BEGIN Data provided
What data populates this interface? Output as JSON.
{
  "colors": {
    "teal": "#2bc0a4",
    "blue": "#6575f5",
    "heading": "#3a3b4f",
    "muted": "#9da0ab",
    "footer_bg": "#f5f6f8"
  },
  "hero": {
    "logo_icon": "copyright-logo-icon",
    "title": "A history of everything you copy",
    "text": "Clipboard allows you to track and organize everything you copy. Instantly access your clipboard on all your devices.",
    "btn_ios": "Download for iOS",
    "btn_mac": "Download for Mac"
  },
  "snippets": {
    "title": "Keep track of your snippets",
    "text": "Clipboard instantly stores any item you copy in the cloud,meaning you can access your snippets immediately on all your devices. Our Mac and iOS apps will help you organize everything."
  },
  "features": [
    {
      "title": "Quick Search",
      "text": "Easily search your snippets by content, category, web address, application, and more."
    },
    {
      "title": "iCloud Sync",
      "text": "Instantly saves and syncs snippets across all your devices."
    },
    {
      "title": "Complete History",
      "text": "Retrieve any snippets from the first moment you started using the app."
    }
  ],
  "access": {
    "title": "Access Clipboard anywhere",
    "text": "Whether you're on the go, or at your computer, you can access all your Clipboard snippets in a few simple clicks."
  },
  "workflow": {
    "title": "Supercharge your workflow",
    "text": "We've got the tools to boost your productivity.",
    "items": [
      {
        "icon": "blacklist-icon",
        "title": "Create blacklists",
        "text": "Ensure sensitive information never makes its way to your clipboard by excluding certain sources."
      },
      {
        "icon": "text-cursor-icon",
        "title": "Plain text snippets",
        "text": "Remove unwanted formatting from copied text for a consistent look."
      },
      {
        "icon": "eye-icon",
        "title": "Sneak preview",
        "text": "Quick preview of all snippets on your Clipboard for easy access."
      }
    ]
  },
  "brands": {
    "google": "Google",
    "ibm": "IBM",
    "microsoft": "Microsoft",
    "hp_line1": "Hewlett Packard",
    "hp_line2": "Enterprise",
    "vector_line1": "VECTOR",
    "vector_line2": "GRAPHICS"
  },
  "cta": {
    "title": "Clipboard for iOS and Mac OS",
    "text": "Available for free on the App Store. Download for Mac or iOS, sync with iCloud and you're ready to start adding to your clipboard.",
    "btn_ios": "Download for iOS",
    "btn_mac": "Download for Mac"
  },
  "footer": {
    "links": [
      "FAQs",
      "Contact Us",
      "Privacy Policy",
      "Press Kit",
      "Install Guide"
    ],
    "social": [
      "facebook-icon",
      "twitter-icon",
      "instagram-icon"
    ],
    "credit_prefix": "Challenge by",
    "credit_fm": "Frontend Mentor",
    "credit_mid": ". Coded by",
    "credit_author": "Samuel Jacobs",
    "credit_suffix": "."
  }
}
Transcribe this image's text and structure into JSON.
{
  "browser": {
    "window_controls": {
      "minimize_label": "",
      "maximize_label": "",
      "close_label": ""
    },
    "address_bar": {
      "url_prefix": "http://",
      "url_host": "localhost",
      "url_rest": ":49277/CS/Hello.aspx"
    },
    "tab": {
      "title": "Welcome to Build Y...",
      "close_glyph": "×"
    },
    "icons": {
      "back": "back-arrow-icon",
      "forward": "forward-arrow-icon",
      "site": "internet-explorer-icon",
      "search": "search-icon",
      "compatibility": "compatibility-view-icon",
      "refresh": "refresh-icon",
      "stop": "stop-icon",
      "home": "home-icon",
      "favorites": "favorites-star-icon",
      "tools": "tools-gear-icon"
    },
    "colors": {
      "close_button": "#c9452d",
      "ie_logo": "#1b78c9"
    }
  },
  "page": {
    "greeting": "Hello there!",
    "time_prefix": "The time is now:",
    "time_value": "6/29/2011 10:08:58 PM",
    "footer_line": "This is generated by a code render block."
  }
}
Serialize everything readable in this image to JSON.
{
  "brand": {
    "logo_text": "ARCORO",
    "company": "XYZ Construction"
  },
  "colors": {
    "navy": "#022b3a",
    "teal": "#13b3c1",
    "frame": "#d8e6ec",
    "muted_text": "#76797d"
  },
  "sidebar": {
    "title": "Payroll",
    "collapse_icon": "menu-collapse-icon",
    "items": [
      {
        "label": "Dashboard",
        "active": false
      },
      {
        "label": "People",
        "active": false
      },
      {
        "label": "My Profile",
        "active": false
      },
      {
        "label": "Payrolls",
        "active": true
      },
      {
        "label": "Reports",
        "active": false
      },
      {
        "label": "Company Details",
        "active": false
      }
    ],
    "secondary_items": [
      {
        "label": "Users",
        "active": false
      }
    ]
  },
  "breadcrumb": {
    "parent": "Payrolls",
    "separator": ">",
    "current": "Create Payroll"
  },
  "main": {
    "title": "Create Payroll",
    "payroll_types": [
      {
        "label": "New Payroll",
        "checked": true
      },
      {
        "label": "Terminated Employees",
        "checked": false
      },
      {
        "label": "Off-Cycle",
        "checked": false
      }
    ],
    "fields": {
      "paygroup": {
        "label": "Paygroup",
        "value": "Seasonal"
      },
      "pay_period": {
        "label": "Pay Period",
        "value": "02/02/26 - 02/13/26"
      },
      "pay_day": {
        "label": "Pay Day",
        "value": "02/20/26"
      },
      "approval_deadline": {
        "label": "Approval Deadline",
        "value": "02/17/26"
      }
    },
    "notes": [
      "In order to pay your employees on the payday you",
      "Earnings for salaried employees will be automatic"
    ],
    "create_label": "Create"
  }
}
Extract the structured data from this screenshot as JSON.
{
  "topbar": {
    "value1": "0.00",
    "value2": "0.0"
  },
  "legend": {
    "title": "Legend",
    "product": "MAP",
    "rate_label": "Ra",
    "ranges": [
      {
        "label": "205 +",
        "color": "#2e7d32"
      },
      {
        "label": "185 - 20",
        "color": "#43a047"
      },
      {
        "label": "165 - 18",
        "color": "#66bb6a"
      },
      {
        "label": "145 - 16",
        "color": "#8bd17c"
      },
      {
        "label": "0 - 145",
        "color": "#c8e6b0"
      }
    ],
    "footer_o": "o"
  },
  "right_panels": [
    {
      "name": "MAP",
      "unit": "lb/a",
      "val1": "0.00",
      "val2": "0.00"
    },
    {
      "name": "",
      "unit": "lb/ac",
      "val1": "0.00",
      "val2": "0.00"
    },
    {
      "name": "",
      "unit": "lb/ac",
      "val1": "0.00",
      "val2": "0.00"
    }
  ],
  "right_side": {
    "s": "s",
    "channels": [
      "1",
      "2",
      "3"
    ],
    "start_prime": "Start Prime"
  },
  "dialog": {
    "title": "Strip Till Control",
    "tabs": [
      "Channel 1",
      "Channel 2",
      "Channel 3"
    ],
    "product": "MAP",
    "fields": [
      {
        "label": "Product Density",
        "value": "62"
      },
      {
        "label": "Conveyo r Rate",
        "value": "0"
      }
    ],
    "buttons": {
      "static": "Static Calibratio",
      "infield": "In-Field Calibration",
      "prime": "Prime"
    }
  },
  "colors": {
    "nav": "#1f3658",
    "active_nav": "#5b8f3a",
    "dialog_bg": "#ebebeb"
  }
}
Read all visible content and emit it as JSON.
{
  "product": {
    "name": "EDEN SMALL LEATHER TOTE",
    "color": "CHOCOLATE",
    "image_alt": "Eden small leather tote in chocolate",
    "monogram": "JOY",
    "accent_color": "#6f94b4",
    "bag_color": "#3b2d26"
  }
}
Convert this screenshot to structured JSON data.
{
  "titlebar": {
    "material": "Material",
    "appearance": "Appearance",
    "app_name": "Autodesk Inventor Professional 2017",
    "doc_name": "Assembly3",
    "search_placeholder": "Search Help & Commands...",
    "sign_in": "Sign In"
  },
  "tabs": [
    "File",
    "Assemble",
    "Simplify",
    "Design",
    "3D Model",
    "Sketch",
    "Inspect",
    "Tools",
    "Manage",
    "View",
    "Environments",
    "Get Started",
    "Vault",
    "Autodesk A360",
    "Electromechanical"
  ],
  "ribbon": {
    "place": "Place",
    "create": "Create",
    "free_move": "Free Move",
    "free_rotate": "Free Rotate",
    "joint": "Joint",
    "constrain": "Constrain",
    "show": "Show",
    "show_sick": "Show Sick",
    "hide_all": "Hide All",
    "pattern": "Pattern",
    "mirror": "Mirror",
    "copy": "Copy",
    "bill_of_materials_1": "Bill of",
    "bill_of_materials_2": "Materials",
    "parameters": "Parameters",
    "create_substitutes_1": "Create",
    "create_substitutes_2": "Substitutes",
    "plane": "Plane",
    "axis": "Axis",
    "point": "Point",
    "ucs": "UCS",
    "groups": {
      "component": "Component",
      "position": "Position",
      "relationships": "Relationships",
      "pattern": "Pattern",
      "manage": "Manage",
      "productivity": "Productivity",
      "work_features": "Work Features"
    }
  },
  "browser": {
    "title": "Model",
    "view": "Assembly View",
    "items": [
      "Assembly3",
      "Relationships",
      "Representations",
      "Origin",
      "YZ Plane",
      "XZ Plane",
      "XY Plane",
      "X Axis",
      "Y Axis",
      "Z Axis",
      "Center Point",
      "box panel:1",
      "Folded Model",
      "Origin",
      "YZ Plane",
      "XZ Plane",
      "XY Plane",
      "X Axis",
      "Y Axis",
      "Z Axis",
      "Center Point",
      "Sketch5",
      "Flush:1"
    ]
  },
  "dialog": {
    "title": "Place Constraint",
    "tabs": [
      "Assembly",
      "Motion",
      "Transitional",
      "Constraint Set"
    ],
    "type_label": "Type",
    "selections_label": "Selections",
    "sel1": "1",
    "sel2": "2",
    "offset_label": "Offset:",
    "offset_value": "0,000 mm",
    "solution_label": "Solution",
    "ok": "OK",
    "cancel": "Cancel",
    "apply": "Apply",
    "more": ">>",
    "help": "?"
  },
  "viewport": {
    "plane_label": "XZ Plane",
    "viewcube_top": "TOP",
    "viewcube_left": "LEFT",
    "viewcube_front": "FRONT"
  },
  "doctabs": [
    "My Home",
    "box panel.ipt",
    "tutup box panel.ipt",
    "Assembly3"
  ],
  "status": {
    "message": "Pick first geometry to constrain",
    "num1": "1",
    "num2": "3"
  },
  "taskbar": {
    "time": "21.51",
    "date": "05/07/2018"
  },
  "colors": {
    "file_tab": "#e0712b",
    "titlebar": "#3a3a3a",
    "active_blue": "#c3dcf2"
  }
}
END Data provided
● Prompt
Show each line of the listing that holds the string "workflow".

● Your solution
  "workflow": {
    "title": "Supercharge your workflow",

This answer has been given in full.